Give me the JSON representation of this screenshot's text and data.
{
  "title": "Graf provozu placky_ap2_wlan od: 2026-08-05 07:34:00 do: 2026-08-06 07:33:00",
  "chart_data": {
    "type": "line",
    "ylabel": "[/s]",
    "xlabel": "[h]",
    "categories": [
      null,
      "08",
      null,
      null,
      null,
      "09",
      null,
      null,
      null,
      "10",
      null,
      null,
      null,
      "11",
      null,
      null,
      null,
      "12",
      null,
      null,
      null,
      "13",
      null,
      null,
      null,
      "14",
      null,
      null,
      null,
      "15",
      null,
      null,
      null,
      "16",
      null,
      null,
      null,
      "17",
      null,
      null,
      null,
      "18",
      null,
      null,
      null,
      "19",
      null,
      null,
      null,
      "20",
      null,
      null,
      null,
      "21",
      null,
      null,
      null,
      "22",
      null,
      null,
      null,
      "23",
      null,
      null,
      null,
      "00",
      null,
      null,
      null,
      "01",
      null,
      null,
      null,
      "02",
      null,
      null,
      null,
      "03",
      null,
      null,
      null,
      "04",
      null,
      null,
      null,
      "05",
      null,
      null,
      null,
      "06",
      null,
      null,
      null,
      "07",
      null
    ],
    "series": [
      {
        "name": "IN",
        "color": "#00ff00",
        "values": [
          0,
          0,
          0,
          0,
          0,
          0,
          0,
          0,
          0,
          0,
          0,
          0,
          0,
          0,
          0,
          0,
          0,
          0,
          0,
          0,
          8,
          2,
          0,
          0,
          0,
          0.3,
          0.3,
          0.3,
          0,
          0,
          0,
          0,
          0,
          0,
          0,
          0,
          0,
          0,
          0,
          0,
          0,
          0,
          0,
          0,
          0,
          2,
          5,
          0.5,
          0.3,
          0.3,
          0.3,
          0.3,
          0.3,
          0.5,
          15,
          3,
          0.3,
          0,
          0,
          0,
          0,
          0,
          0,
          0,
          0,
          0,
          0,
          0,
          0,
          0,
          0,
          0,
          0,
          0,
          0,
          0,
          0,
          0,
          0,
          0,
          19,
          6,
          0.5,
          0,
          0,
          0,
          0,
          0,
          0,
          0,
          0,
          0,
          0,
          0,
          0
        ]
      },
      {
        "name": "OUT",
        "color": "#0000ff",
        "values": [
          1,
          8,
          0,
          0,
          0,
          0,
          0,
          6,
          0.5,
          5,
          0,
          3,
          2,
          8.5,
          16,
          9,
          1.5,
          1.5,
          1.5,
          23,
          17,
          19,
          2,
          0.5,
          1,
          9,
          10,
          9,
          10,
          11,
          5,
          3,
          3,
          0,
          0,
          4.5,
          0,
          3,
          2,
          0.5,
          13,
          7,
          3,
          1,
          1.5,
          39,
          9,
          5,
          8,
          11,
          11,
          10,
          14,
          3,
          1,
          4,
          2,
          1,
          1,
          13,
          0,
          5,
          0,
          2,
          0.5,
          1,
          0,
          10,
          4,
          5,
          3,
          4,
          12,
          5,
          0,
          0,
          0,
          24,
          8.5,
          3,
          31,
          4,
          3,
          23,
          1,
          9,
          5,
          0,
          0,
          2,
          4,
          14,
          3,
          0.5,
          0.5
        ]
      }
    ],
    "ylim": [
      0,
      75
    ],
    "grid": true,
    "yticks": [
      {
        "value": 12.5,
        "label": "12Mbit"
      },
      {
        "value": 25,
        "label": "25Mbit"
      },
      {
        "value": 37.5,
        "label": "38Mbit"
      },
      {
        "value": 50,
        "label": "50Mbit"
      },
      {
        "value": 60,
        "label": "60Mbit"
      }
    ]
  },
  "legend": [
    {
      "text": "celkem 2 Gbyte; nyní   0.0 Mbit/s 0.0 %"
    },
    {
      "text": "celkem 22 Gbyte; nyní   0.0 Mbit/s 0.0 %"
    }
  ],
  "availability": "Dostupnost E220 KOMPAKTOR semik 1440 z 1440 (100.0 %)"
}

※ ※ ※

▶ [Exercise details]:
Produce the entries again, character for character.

▶ [Exercise result]:
Give me the JSON representation of this screenshot's text and data.
{
  "title": "Graf provozu placky_ap2_wlan od: 2026-08-05 07:34:00 do: 2026-08-06 07:33:00",
  "chart_data": {
    "type": "line",
    "ylabel": "[/s]",
    "xlabel": "[h]",
    "categories": [
      null,
      "08",
      null,
      null,
      null,
      "09",
      null,
      null,
      null,
      "10",
      null,
      null,
      null,
      "11",
      null,
      null,
      null,
      "12",
      null,
      null,
      null,
      "13",
      null,
      null,
      null,
      "14",
      null,
      null,
      null,
      "15",
      null,
      null,
      null,
      "16",
      null,
      null,
      null,
      "17",
      null,
      null,
      null,
      "18",
      null,
      null,
      null,
      "19",
      null,
      null,
      null,
      "20",
      null,
      null,
      null,
      "21",
      null,
      null,
      null,
      "22",
      null,
      null,
      null,
      "23",
      null,
      null,
      null,
      "00",
      null,
      null,
      null,
      "01",
      null,
      null,
      null,
      "02",
      null,
      null,
      null,
      "03",
      null,
      null,
      null,
      "04",
      null,
      null,
      null,
      "05",
      null,
      null,
      null,
      "06",
      null,
      null,
      null,
      "07",
      null
    ],
    "series": [
      {
        "name": "IN",
        "color": "#00ff00",
        "values": [
          0,
          0,
          0,
          0,
          0,
          0,
          0,
          0,
          0,
          0,
          0,
          0,
          0,
          0,
          0,
          0,
          0,
          0,
          0,
          0,
          8,
          2,
          0,
          0,
          0,
          0.3,
          0.3,
          0.3,
          0,
          0,
          0,
          0,
          0,
          0,
          0,
          0,
          0,
          0,
          0,
          0,
          0,
          0,
          0,
          0,
          0,
          2,
          5,
          0.5,
          0.3,
          0.3,
          0.3,
          0.3,
          0.3,
          0.5,
          15,
          3,
          0.3,
          0,
          0,
          0,
          0,
          0,
          0,
          0,
          0,
          0,
          0,
          0,
          0,
          0,
          0,
          0,
          0,
          0,
          0,
          0,
          0,
          0,
          0,
          0,
          19,
          6,
          0.5,
          0,
          0,
          0,
          0,
          0,
          0,
          0,
          0,
          0,
          0,
          0,
          0
        ]
      },
      {
        "name": "OUT",
        "color": "#0000ff",
        "values": [
          1,
          8,
          0,
          0,
          0,
          0,
          0,
          6,
          0.5,
          5,
          0,
          3,
          2,
          8.5,
          16,
          9,
          1.5,
          1.5,
          1.5,
          23,
          17,
          19,
          2,
          0.5,
          1,
          9,
          10,
          9,
          10,
          11,
          5,
          3,
          3,
          0,
          0,
          4.5,
          0,
          3,
          2,
          0.5,
          13,
          7,
          3,
          1,
          1.5,
          39,
          9,
          5,
          8,
          11,
          11,
          10,
          14,
          3,
          1,
          4,
          2,
          1,
          1,
          13,
          0,
          5,
          0,
          2,
          0.5,
          1,
          0,
          10,
          4,
          5,
          3,
          4,
          12,
          5,
          0,
          0,
          0,
          24,
          8.5,
          3,
          31,
          4,
          3,
          23,
          1,
          9,
          5,
          0,
          0,
          2,
          4,
          14,
          3,
          0.5,
          0.5
        ]
      }
    ],
    "ylim": [
      0,
      75
    ],
    "grid": true,
    "yticks": [
      {
        "value": 12.5,
        "label": "12Mbit"
      },
      {
        "value": 25,
        "label": "25Mbit"
      },
      {
        "value": 37.5,
        "label": "38Mbit"
      },
      {
        "value": 50,
        "label": "50Mbit"
      },
      {
        "value": 60,
        "label": "60Mbit"
      }
    ]
  },
  "legend": [
    {
      "text": "celkem 2 Gbyte; nyní   0.0 Mbit/s 0.0 %"
    },
    {
      "text": "celkem 22 Gbyte; nyní   0.0 Mbit/s 0.0 %"
    }
  ],
  "availability": "Dostupnost E220 KOMPAKTOR semik 1440 z 1440 (100.0 %)"
}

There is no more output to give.